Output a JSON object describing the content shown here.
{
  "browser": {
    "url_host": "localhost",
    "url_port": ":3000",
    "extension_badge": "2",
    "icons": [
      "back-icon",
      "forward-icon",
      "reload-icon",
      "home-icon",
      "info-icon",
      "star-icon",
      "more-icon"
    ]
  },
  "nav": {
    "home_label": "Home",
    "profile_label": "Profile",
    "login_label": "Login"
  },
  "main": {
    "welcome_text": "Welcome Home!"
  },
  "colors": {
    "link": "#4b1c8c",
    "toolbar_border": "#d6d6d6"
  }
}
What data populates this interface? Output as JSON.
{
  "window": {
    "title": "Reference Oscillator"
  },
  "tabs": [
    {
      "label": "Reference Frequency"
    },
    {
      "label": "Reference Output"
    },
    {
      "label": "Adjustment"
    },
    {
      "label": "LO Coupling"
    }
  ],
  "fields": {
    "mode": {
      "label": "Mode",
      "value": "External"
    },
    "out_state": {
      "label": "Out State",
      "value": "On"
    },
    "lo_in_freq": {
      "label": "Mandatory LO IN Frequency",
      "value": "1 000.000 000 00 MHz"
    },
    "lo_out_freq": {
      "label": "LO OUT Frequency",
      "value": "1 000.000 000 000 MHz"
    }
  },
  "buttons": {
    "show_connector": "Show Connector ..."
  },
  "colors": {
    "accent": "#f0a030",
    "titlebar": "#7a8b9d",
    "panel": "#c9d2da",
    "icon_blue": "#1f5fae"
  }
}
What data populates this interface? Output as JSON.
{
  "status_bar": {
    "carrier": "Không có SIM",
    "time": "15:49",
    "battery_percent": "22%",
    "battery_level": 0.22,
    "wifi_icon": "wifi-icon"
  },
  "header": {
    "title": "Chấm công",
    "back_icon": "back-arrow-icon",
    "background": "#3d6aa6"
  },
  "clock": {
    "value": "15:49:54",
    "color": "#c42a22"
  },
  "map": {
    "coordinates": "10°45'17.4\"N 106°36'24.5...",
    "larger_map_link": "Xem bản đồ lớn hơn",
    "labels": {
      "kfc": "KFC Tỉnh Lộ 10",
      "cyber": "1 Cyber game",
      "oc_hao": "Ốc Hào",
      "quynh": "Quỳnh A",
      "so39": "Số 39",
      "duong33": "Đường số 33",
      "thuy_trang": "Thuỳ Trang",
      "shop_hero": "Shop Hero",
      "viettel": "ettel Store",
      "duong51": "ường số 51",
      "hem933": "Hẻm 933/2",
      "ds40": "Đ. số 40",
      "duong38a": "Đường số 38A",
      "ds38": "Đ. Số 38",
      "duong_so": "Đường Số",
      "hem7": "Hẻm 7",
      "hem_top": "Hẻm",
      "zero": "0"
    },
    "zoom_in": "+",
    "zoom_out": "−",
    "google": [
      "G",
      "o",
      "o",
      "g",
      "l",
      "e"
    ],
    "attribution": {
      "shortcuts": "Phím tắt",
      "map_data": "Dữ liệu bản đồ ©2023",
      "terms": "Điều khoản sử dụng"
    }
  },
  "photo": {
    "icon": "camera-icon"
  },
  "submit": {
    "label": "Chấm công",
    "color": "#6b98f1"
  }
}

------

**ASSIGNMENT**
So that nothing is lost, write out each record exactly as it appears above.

**TASK RESPONSE**
Output a JSON object describing the content shown here.
{
  "browser": {
    "url_host": "localhost",
    "url_port": ":3000",
    "extension_badge": "2",
    "icons": [
      "back-icon",
      "forward-icon",
      "reload-icon",
      "home-icon",
      "info-icon",
      "star-icon",
      "more-icon"
    ]
  },
  "nav": {
    "home_label": "Home",
    "profile_label": "Profile",
    "login_label": "Login"
  },
  "main": {
    "welcome_text": "Welcome Home!"
  },
  "colors": {
    "link": "#4b1c8c",
    "toolbar_border": "#d6d6d6"
  }
}
What data populates this interface? Output as JSON.
{
  "window": {
    "title": "Reference Oscillator"
  },
  "tabs": [
    {
      "label": "Reference Frequency"
    },
    {
      "label": "Reference Output"
    },
    {
      "label": "Adjustment"
    },
    {
      "label": "LO Coupling"
    }
  ],
  "fields": {
    "mode": {
      "label": "Mode",
      "value": "External"
    },
    "out_state": {
      "label": "Out State",
      "value": "On"
    },
    "lo_in_freq": {
      "label": "Mandatory LO IN Frequency",
      "value": "1 000.000 000 00 MHz"
    },
    "lo_out_freq": {
      "label": "LO OUT Frequency",
      "value": "1 000.000 000 000 MHz"
    }
  },
  "buttons": {
    "show_connector": "Show Connector ..."
  },
  "colors": {
    "accent": "#f0a030",
    "titlebar": "#7a8b9d",
    "panel": "#c9d2da",
    "icon_blue": "#1f5fae"
  }
}
What data populates this interface? Output as JSON.
{
  "status_bar": {
    "carrier": "Không có SIM",
    "time": "15:49",
    "battery_percent": "22%",
    "battery_level": 0.22,
    "wifi_icon": "wifi-icon"
  },
  "header": {
    "title": "Chấm công",
    "back_icon": "back-arrow-icon",
    "background": "#3d6aa6"
  },
  "clock": {
    "value": "15:49:54",
    "color": "#c42a22"
  },
  "map": {
    "coordinates": "10°45'17.4\"N 106°36'24.5...",
    "larger_map_link": "Xem bản đồ lớn hơn",
    "labels": {
      "kfc": "KFC Tỉnh Lộ 10",
      "cyber": "1 Cyber game",
      "oc_hao": "Ốc Hào",
      "quynh": "Quỳnh A",
      "so39": "Số 39",
      "duong33": "Đường số 33",
      "thuy_trang": "Thuỳ Trang",
      "shop_hero": "Shop Hero",
      "viettel": "ettel Store",
      "duong51": "ường số 51",
      "hem933": "Hẻm 933/2",
      "ds40": "Đ. số 40",
      "duong38a": "Đường số 38A",
      "ds38": "Đ. Số 38",
      "duong_so": "Đường Số",
      "hem7": "Hẻm 7",
      "hem_top": "Hẻm",
      "zero": "0"
    },
    "zoom_in": "+",
    "zoom_out": "−",
    "google": [
      "G",
      "o",
      "o",
      "g",
      "l",
      "e"
    ],
    "attribution": {
      "shortcuts": "Phím tắt",
      "map_data": "Dữ liệu bản đồ ©2023",
      "terms": "Điều khoản sử dụng"
    }
  },
  "photo": {
    "icon": "camera-icon"
  },
  "submit": {
    "label": "Chấm công",
    "color": "#6b98f1"
  }
}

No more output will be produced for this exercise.